Finnish fund Greencode launches with €40m for digital climate tech startups

Greencode is targeting solutions that can have an impact within the 10 year lifespan of the fund

Freya Pratty

3 min read

Time is running out to move the needle on carbon emissions. According to the latest report from the Intergovernmental Panel on Climate Change (IPCC), we’ll need to cut CO2 emissions by 43% by the end of this decade to keep warming within 1.5C.

That’s something that Terhi Vapola, founding partner of new Finnish VC firm Greencode Ventures, says a lot of venture capital investments fail to recognise. 

“When you look at the VC ecosystem, we've seen a lot of European climate funds set up, but many of them are focusing on reduction potential by 2050,” she says. “Somebody ought to look at solutions, which we scale fast, so that we can work on the timeline that we have.”


Vapola is launching Greencode to do just that. It’s targeting solutions which it thinks can have an impact within the 10 year lifespan of the fund. 

It has closed €40m and is targeting a final close of €60-100m. Its LPs include Business Finland Venture Capital, Nordea Life Assurance Finland, Pohjola Insurance, OP Life Assurance Company, other institutional investors from the Nordics and family offices
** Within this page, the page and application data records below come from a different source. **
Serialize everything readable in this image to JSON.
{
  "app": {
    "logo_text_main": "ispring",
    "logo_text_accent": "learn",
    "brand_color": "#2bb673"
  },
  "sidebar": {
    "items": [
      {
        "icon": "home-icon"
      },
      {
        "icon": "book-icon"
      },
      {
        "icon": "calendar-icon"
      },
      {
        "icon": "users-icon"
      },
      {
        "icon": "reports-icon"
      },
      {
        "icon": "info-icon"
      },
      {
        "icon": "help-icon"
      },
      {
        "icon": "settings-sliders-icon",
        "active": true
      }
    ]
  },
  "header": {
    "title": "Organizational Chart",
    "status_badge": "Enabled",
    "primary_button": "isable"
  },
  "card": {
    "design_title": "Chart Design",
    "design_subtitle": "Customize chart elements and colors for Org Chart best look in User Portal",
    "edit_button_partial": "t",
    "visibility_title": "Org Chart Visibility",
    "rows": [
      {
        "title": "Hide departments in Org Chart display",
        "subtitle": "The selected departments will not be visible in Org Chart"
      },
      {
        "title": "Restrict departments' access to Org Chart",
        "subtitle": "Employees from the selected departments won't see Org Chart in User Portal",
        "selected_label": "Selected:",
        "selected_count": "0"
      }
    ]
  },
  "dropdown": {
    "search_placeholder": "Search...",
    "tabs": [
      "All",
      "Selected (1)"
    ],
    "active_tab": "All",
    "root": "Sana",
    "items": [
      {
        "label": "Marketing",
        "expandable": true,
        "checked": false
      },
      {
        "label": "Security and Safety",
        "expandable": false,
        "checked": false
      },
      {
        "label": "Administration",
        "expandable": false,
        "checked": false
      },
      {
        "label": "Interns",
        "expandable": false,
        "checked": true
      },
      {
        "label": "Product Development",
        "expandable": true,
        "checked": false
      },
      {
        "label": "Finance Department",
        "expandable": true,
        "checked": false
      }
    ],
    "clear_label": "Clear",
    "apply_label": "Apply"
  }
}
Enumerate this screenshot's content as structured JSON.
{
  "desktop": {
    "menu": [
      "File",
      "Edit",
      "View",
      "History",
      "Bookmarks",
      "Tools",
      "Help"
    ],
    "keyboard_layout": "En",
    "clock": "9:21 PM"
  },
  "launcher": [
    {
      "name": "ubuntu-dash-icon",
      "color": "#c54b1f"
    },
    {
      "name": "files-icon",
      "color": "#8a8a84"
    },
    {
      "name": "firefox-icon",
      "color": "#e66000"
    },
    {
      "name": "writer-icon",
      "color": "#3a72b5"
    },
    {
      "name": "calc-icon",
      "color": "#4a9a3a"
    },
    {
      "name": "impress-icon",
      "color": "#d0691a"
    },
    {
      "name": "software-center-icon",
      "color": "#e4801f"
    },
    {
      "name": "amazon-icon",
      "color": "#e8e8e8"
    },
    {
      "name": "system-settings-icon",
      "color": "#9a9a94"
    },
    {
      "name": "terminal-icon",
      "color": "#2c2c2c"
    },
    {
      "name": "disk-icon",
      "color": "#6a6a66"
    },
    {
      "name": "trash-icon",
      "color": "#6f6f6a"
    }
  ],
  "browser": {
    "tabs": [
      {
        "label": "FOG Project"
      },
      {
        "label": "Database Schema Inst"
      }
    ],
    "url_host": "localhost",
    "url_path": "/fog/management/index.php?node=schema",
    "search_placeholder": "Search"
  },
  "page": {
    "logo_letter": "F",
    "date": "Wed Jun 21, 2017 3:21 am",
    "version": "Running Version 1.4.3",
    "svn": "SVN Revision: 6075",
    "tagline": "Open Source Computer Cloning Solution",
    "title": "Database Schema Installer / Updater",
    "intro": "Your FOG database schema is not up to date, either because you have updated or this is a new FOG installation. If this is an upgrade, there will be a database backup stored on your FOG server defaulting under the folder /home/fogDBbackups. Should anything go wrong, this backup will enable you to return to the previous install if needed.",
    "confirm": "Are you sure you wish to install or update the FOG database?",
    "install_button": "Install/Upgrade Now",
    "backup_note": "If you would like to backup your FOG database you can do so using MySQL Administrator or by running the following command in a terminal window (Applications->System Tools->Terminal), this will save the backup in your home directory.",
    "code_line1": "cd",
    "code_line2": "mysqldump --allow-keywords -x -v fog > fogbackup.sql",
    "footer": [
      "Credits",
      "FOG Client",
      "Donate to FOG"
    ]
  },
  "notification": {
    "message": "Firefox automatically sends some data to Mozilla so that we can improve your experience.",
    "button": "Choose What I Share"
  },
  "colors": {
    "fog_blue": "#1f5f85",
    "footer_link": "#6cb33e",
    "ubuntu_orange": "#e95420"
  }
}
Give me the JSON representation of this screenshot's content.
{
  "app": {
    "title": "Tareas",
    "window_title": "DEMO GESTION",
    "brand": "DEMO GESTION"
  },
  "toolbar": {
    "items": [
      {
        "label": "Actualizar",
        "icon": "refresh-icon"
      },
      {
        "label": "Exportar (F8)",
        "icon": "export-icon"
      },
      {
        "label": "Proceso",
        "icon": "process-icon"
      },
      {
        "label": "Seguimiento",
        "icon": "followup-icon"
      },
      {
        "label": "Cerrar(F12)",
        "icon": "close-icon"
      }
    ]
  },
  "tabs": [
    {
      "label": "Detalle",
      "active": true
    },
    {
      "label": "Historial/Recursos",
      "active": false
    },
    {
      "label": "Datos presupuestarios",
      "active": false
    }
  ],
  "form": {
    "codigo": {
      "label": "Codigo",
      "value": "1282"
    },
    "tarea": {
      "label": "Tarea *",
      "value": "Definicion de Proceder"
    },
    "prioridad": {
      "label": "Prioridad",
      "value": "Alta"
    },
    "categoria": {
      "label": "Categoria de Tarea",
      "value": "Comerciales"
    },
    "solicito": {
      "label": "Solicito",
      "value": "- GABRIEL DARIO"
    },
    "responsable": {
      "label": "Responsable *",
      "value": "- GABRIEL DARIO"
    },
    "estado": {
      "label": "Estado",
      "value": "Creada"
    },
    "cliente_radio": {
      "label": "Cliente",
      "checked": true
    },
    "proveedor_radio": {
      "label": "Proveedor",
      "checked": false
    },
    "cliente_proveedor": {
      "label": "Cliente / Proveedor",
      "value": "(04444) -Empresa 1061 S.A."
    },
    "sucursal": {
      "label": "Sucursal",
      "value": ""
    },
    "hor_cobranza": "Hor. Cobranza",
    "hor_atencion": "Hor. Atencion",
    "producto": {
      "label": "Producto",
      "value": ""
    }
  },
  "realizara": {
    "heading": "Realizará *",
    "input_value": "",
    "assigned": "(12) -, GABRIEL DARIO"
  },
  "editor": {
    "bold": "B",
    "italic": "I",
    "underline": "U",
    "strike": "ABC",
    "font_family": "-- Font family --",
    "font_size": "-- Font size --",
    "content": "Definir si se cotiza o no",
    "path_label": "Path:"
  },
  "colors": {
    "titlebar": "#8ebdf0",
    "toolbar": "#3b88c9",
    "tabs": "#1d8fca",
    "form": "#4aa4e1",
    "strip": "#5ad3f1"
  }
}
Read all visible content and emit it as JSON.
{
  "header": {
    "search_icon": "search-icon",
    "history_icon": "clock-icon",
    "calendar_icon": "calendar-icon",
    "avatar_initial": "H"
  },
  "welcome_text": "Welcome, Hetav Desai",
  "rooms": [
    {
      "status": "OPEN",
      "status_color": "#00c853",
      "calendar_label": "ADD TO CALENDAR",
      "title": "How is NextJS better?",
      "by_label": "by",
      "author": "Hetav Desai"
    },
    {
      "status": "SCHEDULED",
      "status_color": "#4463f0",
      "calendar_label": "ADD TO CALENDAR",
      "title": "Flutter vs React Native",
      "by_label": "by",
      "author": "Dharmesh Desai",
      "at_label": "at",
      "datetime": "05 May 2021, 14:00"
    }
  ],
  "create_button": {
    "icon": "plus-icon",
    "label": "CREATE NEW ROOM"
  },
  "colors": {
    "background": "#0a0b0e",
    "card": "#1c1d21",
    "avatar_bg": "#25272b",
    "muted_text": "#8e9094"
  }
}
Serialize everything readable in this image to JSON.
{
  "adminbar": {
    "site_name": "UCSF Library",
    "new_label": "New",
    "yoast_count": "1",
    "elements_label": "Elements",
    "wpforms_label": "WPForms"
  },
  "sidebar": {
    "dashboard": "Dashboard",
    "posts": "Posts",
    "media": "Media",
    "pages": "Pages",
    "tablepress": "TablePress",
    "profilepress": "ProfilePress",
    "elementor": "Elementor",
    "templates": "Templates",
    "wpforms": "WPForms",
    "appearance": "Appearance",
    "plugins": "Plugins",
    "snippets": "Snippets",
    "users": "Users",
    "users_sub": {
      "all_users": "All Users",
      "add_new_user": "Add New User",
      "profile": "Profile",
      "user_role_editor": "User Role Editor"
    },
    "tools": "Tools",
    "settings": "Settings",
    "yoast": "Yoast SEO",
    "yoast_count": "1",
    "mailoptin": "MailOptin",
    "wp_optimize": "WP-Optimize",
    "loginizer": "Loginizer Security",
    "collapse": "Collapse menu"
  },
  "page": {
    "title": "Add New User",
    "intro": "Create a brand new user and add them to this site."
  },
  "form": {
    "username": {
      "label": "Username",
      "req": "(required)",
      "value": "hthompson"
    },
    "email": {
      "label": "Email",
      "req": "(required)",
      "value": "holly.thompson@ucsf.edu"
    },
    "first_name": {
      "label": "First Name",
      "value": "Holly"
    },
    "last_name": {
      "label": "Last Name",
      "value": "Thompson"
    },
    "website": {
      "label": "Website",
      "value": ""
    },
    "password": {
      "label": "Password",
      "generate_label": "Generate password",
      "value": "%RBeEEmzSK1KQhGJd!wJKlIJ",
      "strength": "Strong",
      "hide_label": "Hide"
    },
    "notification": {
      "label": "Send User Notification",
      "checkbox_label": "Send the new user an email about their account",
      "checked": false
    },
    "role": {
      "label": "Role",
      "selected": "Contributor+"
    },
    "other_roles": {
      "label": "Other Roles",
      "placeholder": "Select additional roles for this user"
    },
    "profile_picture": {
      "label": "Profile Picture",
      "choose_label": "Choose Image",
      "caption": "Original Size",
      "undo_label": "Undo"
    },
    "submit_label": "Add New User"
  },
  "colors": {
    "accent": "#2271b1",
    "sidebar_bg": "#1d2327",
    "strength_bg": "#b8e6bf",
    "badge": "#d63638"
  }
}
The fund plans to write cheques up to €2m for seed and Series A rounds. It’ll back companies from Europe, with a particular focus on its home market, Finland. 

The Greencode team and thesis

Vapola previously founded Helen Ventures — the VC arm of Finnish energy firm Helen — and Greencode’s other founding partner Kaisa Hietala is an environmental scientist who’s gained a reputation for transforming industrial companies into more sustainable businesses. She worked with Finnish energy giant Neste to build its sustainable aviation fuel business (more on that debate here)

Greencode’s focus is digital climate tech startups. “We look at capital light, fast scalable business models, which tend to be digital but they can sometimes have hardware elements,” says Vapola.

The fund is looking to back digital and software solutions which help to optimise green alternatives in four areas: energy, mobility, the built environment and industry.

That could be things like B2B SaaS products to help optimise existing renewable energy infrastructure in wind farms or solar parks, Vapola says, or AI applications for environmental monitoring around flood and fire risks. 

Greencode’s first investment was into Supercritical, a carbon removal marketplace which secured a $13m Series A round in June this year. 

Vapola says she’d particularly like to see pitches from companies working on biodiversity accounting technologies — similar to the carbon accounting cohort aiming to track companies’ emissions, but now focused on their biodiversity impact too. 

Can digital businesses move the needle?

The extent to which software driven businesses can move the needle on climate change is an eternal debate in the climate tech world.


Many investors and climate activists are critical of “climate software” and argue that it is physical tech like fusion reactors, solar fields and wind turbines that we need. 

There is, however, a growing consensus that climate hardware will need software to run it — things like software to connect energy assets or sensors to monitor output in industries.

It’s an area VCs are turning their attention to. Alongside Greencode, Dutch VC SET Ventures is another fund focused on software businesses that can interact with hardware to bring climate gains.

Freya Pratty

Freya Pratty is a senior reporter at Sifted. She covers climate tech, writes our weekly Climate Tech newsletter and works on investigations. Follow her on X and LinkedIn